    • The legislators of this province are telling you that they want the parents of Saskatchewan back on the teaching team. If we want education to work we need those parents back on the team, to reinforce the educational process at home, to encourage readership and supporting practices, to appreciate what the investment in education really means, and to help young minds adapt to to social change, and, like it or not to tell us how they want us to do all these things.”
  • Support from the highest levels is very important. Principals who are doing genuine parent involvement tell us that this framework of support from above is important if they are not to succumb to charges from their peers of “insubordination” and “breaking rank”.
  • Get your school board to put down in writing that it supports parent involvement in each school, that it will encourage principals and staffs and parents to work together, and that , it will provide incentives for this to happen (workshops, materials, etc.).
  • Write to education faculties and in-service training institutions and suggest that they provide the theory, skill training, attitude development, and actual experiences with real parents for principals, teachers, counsellors, and school secretaries. A must textbook should be Parent Conferences in the School: Procedures for Developling Effective Partnership bv Dr. S. Losen and Dr B. Diament, Allyn and Bacon Pub. 1978. It helps teachers be effective in parent-teacher relationships and deal with parents on a co-equal basis.
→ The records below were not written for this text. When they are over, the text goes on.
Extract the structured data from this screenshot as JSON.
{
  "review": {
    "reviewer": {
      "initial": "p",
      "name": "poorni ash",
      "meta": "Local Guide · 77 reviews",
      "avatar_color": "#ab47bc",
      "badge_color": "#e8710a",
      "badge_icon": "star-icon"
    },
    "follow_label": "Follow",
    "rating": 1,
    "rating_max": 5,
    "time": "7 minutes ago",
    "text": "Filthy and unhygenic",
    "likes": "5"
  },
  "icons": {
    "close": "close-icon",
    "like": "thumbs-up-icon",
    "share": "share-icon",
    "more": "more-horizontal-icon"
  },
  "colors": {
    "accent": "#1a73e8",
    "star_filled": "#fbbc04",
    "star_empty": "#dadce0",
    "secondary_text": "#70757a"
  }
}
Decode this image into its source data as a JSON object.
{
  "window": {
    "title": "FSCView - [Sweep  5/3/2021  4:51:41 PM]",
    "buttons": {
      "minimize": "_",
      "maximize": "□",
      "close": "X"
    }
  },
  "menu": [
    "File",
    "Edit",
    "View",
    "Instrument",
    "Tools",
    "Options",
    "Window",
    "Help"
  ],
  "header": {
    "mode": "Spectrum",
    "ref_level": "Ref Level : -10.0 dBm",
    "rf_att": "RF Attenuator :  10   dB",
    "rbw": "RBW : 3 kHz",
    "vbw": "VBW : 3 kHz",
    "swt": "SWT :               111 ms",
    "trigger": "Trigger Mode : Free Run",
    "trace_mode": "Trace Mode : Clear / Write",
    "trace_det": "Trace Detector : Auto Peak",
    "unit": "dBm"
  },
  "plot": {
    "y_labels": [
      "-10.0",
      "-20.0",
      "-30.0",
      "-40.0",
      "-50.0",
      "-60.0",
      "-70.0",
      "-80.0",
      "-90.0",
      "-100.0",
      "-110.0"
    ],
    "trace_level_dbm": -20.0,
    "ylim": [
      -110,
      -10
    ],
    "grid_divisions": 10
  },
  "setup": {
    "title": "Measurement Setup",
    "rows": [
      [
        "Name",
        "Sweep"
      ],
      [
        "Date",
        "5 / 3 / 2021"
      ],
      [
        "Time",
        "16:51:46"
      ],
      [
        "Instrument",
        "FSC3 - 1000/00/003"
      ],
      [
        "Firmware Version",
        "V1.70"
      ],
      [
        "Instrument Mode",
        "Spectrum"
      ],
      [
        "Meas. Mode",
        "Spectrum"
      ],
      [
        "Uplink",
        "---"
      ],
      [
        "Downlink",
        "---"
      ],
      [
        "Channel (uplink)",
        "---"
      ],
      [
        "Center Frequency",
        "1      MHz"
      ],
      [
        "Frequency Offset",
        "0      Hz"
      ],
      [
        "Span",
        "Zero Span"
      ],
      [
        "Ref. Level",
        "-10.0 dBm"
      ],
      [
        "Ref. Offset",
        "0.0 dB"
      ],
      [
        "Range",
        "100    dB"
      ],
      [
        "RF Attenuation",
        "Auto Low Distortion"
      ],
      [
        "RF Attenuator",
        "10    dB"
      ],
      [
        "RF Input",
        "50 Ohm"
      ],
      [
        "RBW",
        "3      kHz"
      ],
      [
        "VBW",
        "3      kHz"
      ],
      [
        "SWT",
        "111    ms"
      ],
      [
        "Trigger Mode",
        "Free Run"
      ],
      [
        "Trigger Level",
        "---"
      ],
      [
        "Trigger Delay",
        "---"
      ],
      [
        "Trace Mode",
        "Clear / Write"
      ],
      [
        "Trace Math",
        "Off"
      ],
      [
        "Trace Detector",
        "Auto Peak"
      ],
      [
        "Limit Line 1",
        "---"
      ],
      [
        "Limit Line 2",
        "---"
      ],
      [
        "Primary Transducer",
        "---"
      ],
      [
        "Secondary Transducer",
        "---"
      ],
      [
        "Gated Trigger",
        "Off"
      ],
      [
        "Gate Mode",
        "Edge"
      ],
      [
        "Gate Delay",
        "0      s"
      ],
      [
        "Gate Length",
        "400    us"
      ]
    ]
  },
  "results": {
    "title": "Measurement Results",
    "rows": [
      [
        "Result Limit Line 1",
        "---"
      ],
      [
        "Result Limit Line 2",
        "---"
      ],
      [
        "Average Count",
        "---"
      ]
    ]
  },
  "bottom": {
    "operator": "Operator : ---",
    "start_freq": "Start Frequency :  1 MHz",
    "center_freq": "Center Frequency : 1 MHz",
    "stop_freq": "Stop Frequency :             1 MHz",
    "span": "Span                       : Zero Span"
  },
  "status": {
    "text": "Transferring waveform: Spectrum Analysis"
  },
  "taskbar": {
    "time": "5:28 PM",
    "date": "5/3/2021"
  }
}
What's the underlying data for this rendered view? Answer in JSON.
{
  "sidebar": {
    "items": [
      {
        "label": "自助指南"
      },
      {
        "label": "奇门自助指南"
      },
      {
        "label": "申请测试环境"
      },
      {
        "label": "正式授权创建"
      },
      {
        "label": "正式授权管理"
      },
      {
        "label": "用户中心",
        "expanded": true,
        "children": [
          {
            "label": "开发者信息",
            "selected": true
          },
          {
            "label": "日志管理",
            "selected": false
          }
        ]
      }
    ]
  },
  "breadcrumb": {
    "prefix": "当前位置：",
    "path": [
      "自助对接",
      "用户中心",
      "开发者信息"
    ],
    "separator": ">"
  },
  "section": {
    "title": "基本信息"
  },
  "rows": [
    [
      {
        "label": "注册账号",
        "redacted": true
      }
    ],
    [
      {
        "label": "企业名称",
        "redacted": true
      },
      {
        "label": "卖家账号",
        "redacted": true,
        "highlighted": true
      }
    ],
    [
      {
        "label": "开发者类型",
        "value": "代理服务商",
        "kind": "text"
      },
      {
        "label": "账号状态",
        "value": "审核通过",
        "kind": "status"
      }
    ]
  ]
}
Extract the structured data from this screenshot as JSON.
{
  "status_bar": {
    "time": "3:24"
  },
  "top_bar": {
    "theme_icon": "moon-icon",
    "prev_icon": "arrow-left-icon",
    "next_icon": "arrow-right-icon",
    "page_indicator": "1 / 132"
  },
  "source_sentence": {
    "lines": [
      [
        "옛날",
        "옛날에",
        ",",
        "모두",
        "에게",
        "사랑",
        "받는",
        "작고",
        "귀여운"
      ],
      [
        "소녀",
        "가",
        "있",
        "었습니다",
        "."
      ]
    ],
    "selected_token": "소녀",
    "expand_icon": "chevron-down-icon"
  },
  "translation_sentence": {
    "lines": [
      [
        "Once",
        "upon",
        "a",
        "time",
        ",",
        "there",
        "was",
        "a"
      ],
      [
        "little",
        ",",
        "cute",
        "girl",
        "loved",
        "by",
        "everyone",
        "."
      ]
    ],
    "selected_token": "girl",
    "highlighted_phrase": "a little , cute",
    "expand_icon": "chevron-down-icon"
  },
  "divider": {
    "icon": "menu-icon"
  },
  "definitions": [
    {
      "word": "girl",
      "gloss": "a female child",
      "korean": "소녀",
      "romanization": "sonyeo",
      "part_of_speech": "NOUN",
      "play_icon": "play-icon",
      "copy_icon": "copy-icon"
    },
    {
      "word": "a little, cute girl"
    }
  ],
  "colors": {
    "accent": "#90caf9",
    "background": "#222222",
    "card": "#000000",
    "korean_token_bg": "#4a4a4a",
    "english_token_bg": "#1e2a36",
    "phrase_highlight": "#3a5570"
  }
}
  • Ask commmunity agencies that value the family to get behind the promotion of good school-home relations (churches, voter associations, family agencies, mental health groups, etc.)

2. Work at your school level to change attitudes and resistance. Don’t let resistance prevent the formation of parent groups.

  • Organize a parent group anyway, with or without principal help. Remember, many parent groups meet independently, then meet with the principal later.
  • Invite a trustee, superintendent or parent chairman from another school to your meeting.
  • Start a project that will help the school, a handbook for example, that no principal can consider threatening.
  • Remember, a small parent group of quality is far better than a large group of domesticated “Yes-men”.
  • Set up a liaison with the principal, say two parents, who will make it a point to talk with the principal regularly about the parent group and the views of parents.
  • Get some teachers interested so that they can convey the message to other teachers and help develop trust in the process.
  • Tell all the parents, through a newsletter, that you have established a parent group. Ask for their views, suggestions, priorities, and involvement.